ItrALL PAPER BORDEBS, &c.,
&c. 7 at last year prices for sale at kcheffer4
FOR LETTER, NOTE and FOOLS
if OAP Paper, Envelopes and all kind of Stationery,
eall at Schiffer's Bookstore. jel6
ROE SALE—A new double-seated fain
ily Carri Age, for one or two bones. Enquire of
Jol3-tf HENRY BOSTEIEN, Wage Road,
G RAND PIC—N IC for the BENEFIT'
HOPE FIRE COMPANY NO. 2,
AT HOFFMAN'S WOODS.
SAT UR DAY, JULY 4th, 1863
TICKETS _6.35 cENTS
T. G-. SAMPLE,
J. M. GARVEIIICII
I.E7' No improper characters will be admitted, arid
there will be a sufficient police force on the ground to
preserve order. jel3-dtd
O BUILDEBS.—The South Ward
06001 Directors will receive propoeale for build
ing a School House on. the 0011101 k Of PoUtth Street and
Brackberry alley, sederdiSif to plee And Specifications
which can be seen at the office•of. the Secretary, No. SO'
Market street. Payments will belnade in cash as the
building progresses, reserving - 15 per cent. till comple
ted. Sealed proposals-mnst be.banded to the Secretary
on or before June Sad.' Approved securities must be•
given by the party receiving the contract.
JACOB HOMER, President.
HENRY SEIBILIMNBNRCiii; Secretary. jel3-dtd
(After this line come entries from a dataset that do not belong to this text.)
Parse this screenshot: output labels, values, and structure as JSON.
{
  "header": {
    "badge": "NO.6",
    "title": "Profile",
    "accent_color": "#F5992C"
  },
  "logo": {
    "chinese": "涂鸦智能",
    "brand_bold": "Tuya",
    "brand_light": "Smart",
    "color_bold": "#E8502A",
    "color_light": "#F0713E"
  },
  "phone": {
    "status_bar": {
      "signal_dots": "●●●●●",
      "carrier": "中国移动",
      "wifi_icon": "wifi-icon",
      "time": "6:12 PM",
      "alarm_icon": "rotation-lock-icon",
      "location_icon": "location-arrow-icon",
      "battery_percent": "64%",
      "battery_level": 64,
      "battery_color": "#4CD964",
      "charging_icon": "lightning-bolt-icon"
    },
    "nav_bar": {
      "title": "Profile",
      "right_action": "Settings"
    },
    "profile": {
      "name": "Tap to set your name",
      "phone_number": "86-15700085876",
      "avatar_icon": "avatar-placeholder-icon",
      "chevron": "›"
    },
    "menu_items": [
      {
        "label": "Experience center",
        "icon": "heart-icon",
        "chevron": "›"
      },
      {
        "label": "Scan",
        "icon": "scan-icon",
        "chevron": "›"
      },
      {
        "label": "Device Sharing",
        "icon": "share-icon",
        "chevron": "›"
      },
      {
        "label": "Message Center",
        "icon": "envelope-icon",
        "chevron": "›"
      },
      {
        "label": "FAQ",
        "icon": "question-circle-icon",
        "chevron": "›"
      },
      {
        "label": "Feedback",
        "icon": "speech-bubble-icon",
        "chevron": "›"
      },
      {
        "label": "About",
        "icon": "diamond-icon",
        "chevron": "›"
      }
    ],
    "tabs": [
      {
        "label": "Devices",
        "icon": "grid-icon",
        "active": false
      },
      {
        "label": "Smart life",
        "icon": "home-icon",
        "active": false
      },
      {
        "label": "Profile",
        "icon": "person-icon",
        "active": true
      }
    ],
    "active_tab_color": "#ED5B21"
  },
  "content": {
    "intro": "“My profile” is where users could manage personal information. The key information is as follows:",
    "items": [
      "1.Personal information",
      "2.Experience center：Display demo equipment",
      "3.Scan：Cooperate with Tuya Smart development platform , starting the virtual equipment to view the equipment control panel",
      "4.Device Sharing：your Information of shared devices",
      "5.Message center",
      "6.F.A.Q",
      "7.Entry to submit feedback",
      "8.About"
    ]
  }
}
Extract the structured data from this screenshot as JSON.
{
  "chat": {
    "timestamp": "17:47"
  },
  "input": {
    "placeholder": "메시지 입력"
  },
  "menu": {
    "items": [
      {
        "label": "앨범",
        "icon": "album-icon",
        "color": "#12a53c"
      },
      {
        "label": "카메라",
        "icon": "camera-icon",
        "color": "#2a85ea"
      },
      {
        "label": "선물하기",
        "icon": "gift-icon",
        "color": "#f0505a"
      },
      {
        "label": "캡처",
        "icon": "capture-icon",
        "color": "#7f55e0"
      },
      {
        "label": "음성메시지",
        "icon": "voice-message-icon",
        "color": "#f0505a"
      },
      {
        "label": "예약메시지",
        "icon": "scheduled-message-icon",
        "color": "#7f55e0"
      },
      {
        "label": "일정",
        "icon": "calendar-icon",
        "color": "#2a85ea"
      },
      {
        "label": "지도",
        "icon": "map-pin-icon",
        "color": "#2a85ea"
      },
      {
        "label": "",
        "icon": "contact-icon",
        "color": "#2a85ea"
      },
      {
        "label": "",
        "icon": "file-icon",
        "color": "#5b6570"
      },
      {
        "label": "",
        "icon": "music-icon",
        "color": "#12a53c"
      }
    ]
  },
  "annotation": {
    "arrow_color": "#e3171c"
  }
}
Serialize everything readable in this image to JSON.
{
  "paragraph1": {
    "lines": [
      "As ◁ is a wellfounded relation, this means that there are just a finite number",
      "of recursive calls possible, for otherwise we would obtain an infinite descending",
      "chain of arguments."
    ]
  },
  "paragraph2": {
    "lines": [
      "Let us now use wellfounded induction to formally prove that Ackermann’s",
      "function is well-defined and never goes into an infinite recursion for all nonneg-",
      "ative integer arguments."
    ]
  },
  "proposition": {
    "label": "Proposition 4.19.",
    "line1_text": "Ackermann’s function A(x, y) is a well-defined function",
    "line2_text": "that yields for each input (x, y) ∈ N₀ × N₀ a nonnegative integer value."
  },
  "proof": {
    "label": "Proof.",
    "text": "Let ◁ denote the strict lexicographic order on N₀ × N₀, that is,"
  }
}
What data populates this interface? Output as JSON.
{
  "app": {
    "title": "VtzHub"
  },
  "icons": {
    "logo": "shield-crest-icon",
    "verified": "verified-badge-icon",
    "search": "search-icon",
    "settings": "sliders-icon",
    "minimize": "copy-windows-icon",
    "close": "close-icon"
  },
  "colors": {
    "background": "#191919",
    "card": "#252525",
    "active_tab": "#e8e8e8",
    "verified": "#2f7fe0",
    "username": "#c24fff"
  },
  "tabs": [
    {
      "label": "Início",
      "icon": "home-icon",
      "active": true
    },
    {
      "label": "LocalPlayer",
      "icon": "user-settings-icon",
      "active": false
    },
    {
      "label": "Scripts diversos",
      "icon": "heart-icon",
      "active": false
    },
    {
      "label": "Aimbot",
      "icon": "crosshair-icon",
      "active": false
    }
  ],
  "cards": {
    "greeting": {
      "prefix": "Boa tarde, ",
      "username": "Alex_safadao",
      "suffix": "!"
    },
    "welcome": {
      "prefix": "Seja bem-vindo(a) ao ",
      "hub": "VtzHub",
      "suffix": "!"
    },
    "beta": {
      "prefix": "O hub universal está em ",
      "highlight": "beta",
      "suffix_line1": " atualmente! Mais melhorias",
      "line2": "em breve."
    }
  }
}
TZ A S RI 1 •
' • PARER,
• • JENIPE.
BOUND, 'LB DX NV
Fa , vat' low, by
WM. DOCK, Jr., 1 1; Co.